Nasa’s solarpowered Juno spacecraft, launched five years ago, is set for a rendezvous with Jupiter, when it enters the orbit of the largest planet in our solar system on Tuesday .
The spacecraft will complete a burn of its main engine, placing it in Jupiter’s orbit, Nasa said. During its mission, Juno will circle the Jovian world 37 times, soaring low over the planet’s cloud tops as close as about 4,100 kilometres. The burn will impart a mean change in velocity of 542 metres per second on the spacecraft.
Juno will probe beneath the obscuring cloud cover of Jupiter and study its auroras to a learn more about the J planet’s origins, struct ture, atmosphere and a magnetosphere. The progress will be monitored by the mission teams at Nasa’s Jet Propulsion Laboratory and Lockheed Martin Space Systems in the US via signal reception by Deep Space Network antennas in California and Australia.
After the main engine burn, Juno will be in orbit around Jupiter. The spacecraft will spin down from 5 to 2 revolutions per minute (RPM), turn back towards the Sun, and ultimately transmit telemetry via its high-gain antenna.

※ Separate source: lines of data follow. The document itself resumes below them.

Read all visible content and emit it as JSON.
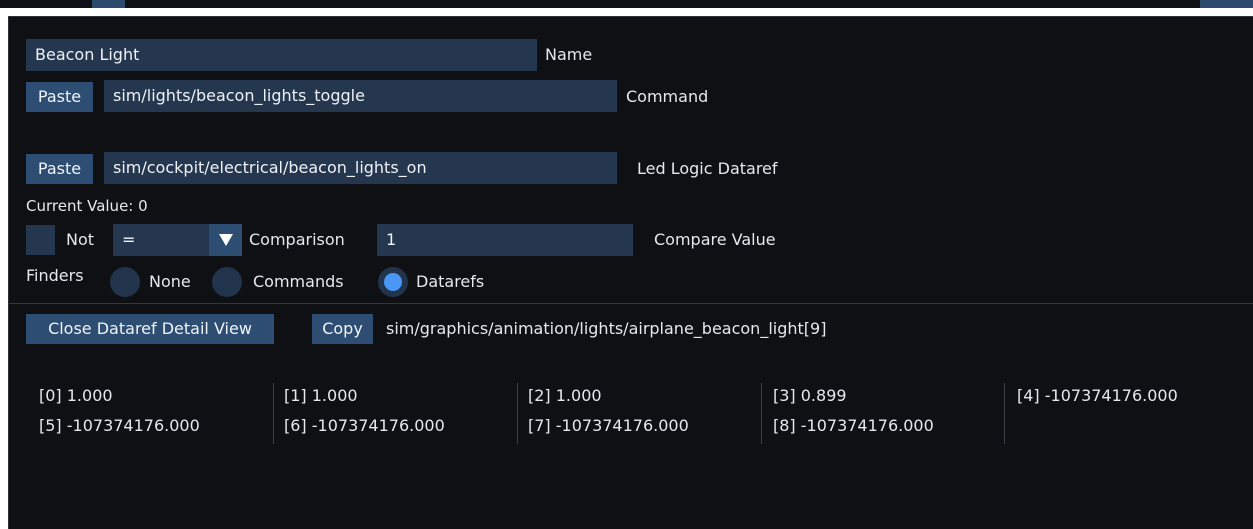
{
  "name_section": {
    "name_value": "Beacon Light",
    "name_label": "Name"
  },
  "command_section": {
    "paste_label": "Paste",
    "command_value": "sim/lights/beacon_lights_toggle",
    "command_label": "Command"
  },
  "led_section": {
    "paste_label": "Paste",
    "dataref_value": "sim/cockpit/electrical/beacon_lights_on",
    "dataref_label": "Led Logic Dataref",
    "current_value_text": "Current Value: 0"
  },
  "comparison_section": {
    "not_label": "Not",
    "operator_value": "=",
    "comparison_label": "Comparison",
    "compare_value": "1",
    "compare_value_label": "Compare Value"
  },
  "finders": {
    "label": "Finders",
    "options": [
      "None",
      "Commands",
      "Datarefs"
    ],
    "selected": "Datarefs"
  },
  "detail_view": {
    "close_label": "Close Dataref Detail View",
    "copy_label": "Copy",
    "dataref_path": "sim/graphics/animation/lights/airplane_beacon_light[9]",
    "values": [
      [
        "[0] 1.000",
        "[1] 1.000",
        "[2] 1.000",
        "[3] 0.899",
        "[4] -107374176.000"
      ],
      [
        "[5] -107374176.000",
        "[6] -107374176.000",
        "[7] -107374176.000",
        "[8] -107374176.000",
        ""
      ]
    ]
  },
  "colors": {
    "background": "#0e1014",
    "field": "#25374f",
    "button": "#2d4d72",
    "radio_selected": "#4a97f6"
  }
}
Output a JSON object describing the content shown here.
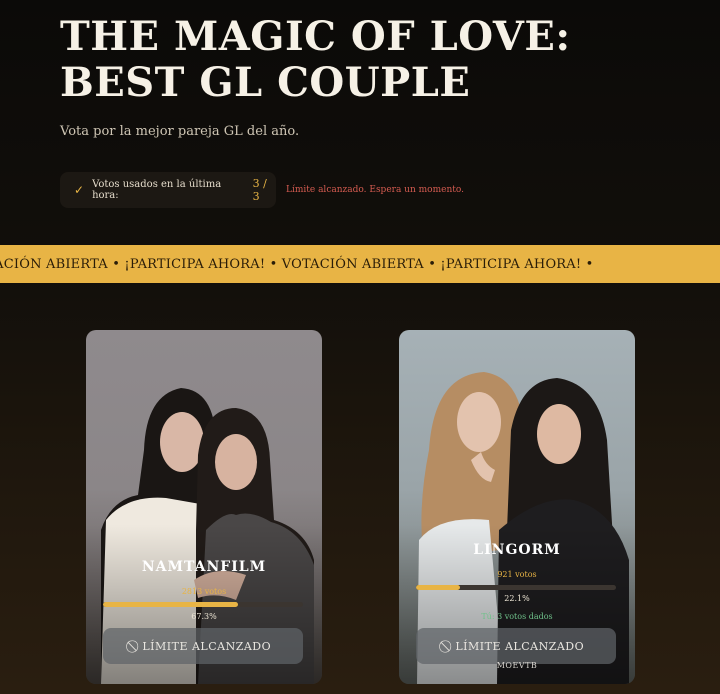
{
  "header": {
    "title": "THE MAGIC OF LOVE:\nBEST GL COUPLE",
    "subtitle": "Vota por la mejor pareja GL del año."
  },
  "vote_counter": {
    "label": "Votos usados en la última hora:",
    "value": "3 / 3",
    "limit_message": "Límite alcanzado. Espera un momento.",
    "icon": "check-icon"
  },
  "ticker": {
    "text": "TACIÓN ABIERTA • ¡PARTICIPA AHORA! • VOTACIÓN ABIERTA • ¡PARTICIPA AHORA! •"
  },
  "candidates": [
    {
      "name": "NAMTANFILM",
      "votes": "2813 votos",
      "percent": "67.3%",
      "progress": 0.673,
      "button_label": "LÍMITE ALCANZADO",
      "button_icon": "ban-icon"
    },
    {
      "name": "LINGORM",
      "votes": "921 votos",
      "percent": "22.1%",
      "progress": 0.221,
      "your_votes": "Tú: 3 votos dados",
      "button_label": "LÍMITE ALCANZADO",
      "button_icon": "ban-icon",
      "footer": "MOEVTB"
    }
  ],
  "colors": {
    "accent": "#e8b445",
    "warning": "#d45b50",
    "success": "#6fc28a",
    "background": "#0b0a08"
  }
}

Juno will start its tour of Jupiter in a 53.5-day orbit.The spacecraft saves fuel by executing a burn that places it in a capture orbit instead of going directly for the 14-day orbit that will occur during the mission’s primary science collection period. The 14day orbit phase will begin after the final burn of the mis sion for Juno’s main engine on October 19.
“Jupiter is spectacular from afar and will be absolutely breathtaking from close up,“ said Scott Bolton, principal investigator of Juno from the Southwest Research Institute in San Antonio, located in the US. Juno’s name comes from Greek and Roman mythology . The mythical god Jupiter drew a veil of clouds around himself to hide his mischief, and his wife the goddess Juno was able to peer through the clouds and unveil Jupiter’s true nature.